Not being a police chief before, Frizell said he lacked “the juice” to make those changes, but has witnessed the escalation of force during his 25 years in law enforcement.
“Not everybody out here is trying to kill me, and if the mentality is that’s where it is, that’s where the change starts,” Frizell said, “and it starts with having a police department which reflects the community it serves.”
He said he would focus on replacing an aging police force with people that understand the desires of the community they serve and improving the training provided.
The Minneapolis inspector compared the lack of training he sees to “pre-Rodney King,” adding SPD has had training in rifle deployment but there is no policy for it.
Taylor asked Frizell to give a figure on how many good officers there are, to which he replied with 80 percent. Frizell clarified that’s his national perspective, adding two out of every 10 officers he investigated while with internal affairs ended up being fired.
Austin Police Assistant Chief Ely Reyes spent six years in the Army before applying with the department to become a law enforcement officer, he said. Reyes gave credit to former Austin chief Art Acevedo for shaping his positions regarding accountability and community policing. Acevedo left the Austin PD to take the top job in Houston, and was replaced this June by interim chief Brian Manley.
“Community policing is not something we do to the community,” he said. “It’s something we do with the community.”

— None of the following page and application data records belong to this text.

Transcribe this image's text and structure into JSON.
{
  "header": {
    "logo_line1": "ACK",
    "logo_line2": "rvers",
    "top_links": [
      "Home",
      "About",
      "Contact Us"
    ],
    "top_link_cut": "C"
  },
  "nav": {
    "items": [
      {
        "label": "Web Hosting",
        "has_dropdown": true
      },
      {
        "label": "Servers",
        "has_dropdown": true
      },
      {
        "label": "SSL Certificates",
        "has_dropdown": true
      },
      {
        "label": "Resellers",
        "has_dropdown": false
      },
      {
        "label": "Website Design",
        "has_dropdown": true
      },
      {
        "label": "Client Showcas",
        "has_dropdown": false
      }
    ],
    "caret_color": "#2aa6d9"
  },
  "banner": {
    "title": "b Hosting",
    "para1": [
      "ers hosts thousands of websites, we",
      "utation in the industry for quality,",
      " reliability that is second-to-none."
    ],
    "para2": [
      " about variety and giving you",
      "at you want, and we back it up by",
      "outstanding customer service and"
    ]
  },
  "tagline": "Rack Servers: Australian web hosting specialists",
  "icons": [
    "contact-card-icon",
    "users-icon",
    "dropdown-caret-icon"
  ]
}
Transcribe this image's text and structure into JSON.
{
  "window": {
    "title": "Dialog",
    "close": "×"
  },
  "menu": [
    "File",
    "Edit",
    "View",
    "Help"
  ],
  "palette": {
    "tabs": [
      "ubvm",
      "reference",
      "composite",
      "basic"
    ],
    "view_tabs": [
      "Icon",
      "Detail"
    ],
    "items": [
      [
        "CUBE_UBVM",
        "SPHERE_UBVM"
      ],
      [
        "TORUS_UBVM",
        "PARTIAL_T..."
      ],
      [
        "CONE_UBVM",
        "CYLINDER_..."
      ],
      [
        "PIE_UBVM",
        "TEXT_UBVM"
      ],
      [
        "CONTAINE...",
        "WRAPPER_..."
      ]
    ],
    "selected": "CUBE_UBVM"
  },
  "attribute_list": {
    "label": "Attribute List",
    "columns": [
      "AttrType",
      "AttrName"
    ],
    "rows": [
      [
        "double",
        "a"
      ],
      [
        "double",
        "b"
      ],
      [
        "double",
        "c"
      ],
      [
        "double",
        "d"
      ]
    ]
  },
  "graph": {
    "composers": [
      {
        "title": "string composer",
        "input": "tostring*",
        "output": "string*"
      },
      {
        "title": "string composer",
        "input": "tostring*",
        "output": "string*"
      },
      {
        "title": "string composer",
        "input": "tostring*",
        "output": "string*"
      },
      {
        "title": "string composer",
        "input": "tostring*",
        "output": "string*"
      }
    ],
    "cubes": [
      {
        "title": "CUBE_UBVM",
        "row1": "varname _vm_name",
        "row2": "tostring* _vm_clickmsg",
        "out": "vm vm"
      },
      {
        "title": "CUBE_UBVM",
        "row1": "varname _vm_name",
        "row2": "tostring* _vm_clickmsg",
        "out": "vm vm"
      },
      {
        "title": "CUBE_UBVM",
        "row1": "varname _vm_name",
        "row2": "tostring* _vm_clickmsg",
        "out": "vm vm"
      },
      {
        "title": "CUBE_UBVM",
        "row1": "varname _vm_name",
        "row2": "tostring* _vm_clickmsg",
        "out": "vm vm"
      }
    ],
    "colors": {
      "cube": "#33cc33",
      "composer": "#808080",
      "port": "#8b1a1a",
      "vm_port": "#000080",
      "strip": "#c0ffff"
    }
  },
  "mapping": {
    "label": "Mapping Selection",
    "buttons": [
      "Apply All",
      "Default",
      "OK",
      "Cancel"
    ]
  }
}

Reyes said “time and distance” can be effective factors in better handling police responses, getting as much information as needed to address a situation.
Just like the SPD, the Austin Police Department had to comply with 135 recommendations from the Department of Justice after it determined the department had a problem with excessive force and biased policing. It never entered a consent decree like Seattle, however.
Austin is also a tech sector with an affordability problem, Reyes said, and he has worked with health and human services there to try to avoid criminalizing homelessness.
Reyes said he would make sure officers spent time interacting with people on their beat and building relationships, so community members are familiar with them when they do have to respond to an incident. He said he has met with the Seattle Police Officers Guild, and he found that the hours officers work and their patrol areas are inconsistent.
“I don’t think that it’s good for building relationship in the community because of the hours they’re working, and their days off are not consistent,” Reyes said.
Austin officers have to meet with business and community leaders on their beat and create a “Neighborhood Portfolio Report,” he said, which assesses the different policing needs and expectations of that area.
The Austin assistant chief mentioned earlier how his officers were all required to have a taser before heading out on patrol, and are also equipped with other nonlethal tools.
One officer that responded to Charleena Lyles’ apartment did not bring his taser, because the batteries had died; he was later suspended for two days without pay. Johnson brought up that fact with Reyes.
“What engagement have you had with communities of color that makes you qualified to address communities of color?” Johnson asked.
Reyes said he was involved in the work conducted with the Austin Justice Coalition and local NAACP to craft policy for body-worn cameras a year before they were implemented.
Reyes took a question about how he would handle the need to discipline officers when those matters are often complicated by SPOG.
A chief has to have a working relationship with the police union, he said, but “policies are policies.”
“I’m not really concerned about the union weighing in on decision-making that I’m going to make, because I’m going to do what’s right,” Reyes said. “And if they violated policy or they violated the law, then they need to be held accountable — and in Texas it’s much easier in a right-to-work state, but that’s a standard that I think should be everywhere.”